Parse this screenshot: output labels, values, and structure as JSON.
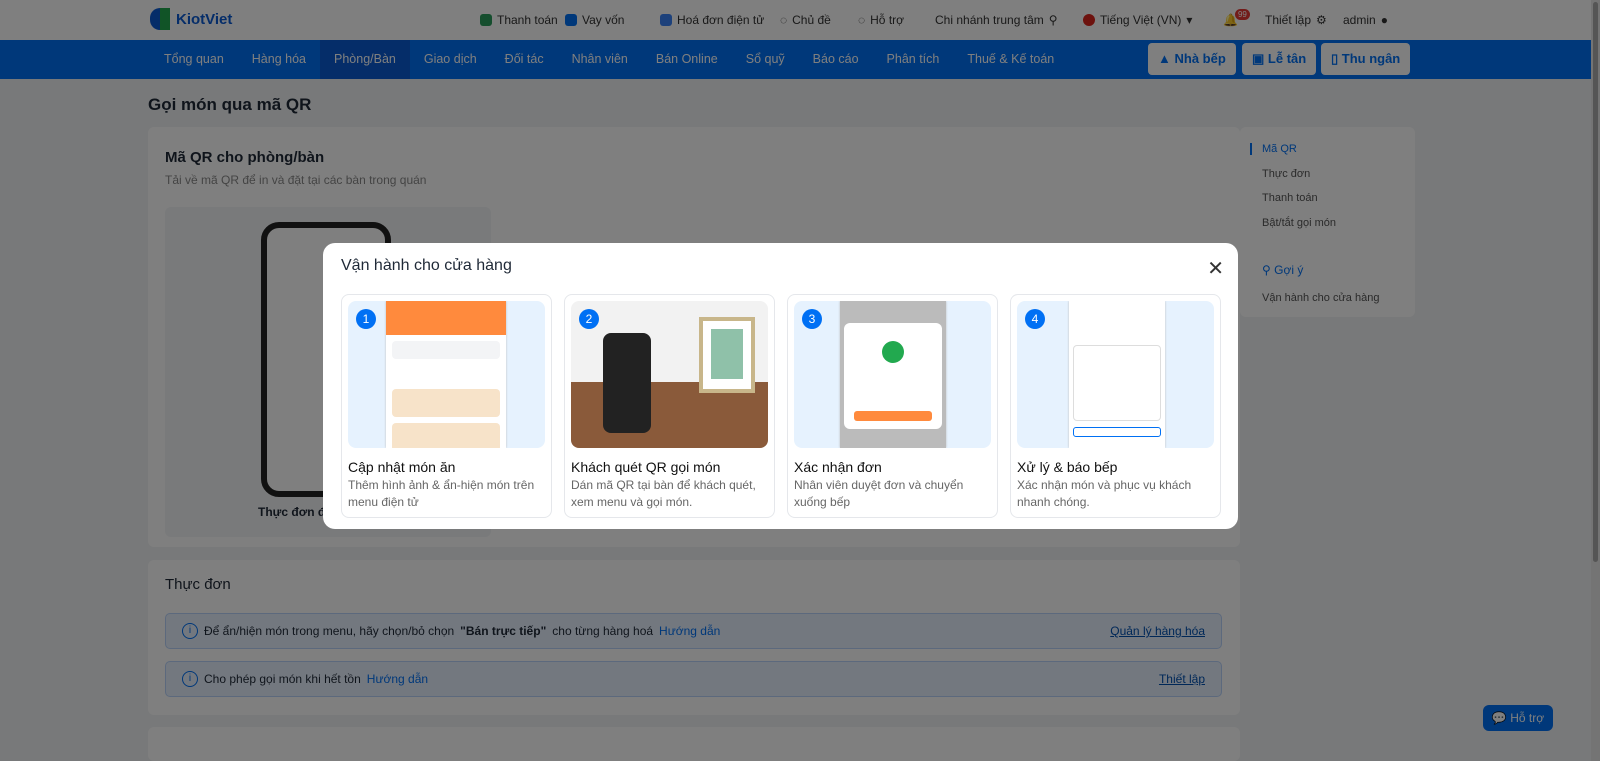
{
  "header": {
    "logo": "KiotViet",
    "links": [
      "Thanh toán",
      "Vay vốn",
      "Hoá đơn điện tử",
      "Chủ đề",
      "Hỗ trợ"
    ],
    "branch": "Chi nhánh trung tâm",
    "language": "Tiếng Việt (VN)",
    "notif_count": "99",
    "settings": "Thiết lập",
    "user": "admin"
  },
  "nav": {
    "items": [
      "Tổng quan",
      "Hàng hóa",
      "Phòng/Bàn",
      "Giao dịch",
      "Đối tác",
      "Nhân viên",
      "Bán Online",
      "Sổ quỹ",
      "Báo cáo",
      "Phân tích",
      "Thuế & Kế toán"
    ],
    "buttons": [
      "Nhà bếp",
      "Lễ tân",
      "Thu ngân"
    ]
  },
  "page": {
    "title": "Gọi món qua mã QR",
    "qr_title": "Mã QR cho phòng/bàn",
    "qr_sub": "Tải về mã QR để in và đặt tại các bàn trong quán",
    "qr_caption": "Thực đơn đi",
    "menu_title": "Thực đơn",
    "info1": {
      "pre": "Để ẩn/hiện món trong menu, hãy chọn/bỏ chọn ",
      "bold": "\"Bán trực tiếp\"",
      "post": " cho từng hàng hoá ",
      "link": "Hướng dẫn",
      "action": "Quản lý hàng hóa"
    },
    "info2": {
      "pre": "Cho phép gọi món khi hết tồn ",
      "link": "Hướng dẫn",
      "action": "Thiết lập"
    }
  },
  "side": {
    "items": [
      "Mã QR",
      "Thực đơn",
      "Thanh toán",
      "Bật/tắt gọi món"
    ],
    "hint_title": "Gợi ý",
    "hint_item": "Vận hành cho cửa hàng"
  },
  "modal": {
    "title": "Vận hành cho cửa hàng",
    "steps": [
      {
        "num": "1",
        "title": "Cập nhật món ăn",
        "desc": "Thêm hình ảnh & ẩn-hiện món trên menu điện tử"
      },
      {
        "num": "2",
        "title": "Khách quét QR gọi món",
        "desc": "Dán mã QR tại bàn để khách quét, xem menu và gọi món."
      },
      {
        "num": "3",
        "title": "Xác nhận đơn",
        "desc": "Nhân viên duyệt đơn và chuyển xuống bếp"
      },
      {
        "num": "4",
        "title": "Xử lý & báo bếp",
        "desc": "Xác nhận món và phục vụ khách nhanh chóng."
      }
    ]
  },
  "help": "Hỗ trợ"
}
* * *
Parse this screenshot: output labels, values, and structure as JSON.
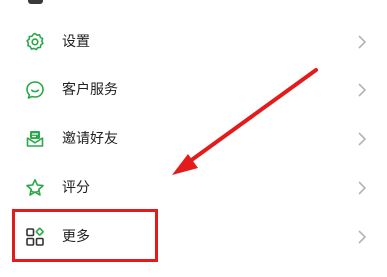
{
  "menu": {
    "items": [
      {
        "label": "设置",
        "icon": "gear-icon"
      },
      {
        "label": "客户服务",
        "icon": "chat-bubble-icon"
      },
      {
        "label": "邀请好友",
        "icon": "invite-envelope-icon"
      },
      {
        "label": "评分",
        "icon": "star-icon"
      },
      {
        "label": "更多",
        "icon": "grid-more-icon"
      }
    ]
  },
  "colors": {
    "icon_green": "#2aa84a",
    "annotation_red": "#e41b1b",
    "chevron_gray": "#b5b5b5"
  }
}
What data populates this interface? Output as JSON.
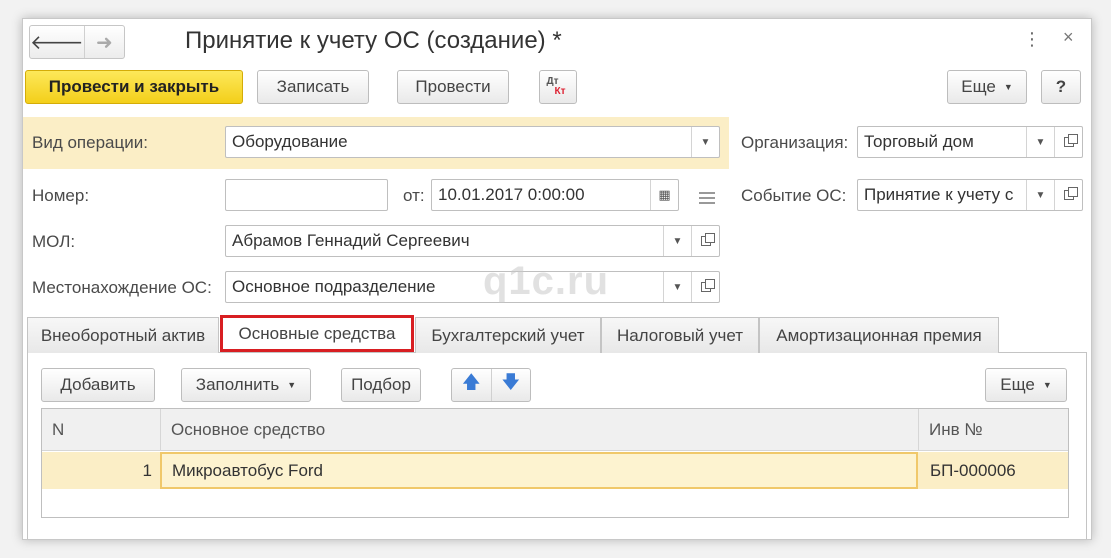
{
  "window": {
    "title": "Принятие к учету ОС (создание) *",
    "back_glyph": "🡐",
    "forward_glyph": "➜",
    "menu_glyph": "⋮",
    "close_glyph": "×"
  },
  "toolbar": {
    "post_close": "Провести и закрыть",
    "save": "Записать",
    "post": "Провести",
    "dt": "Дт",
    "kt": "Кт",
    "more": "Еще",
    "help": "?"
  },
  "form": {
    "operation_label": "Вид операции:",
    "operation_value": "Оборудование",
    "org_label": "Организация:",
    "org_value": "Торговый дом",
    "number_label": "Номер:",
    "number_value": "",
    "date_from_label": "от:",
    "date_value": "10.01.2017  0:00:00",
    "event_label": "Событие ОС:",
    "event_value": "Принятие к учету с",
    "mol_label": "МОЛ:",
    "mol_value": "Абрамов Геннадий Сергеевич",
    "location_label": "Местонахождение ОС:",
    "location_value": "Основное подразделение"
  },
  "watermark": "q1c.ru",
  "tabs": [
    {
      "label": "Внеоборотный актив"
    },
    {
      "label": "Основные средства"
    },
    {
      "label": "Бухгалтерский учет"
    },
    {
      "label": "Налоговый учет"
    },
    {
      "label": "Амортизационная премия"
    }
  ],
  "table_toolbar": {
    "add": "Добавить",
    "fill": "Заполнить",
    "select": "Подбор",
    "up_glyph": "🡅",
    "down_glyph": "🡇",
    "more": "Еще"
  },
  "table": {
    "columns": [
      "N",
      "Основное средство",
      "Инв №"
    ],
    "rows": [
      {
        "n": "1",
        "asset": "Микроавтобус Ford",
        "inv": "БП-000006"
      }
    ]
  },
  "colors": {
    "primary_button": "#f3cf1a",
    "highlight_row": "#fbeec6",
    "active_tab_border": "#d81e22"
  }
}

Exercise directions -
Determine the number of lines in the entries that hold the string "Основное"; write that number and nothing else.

Response box -
2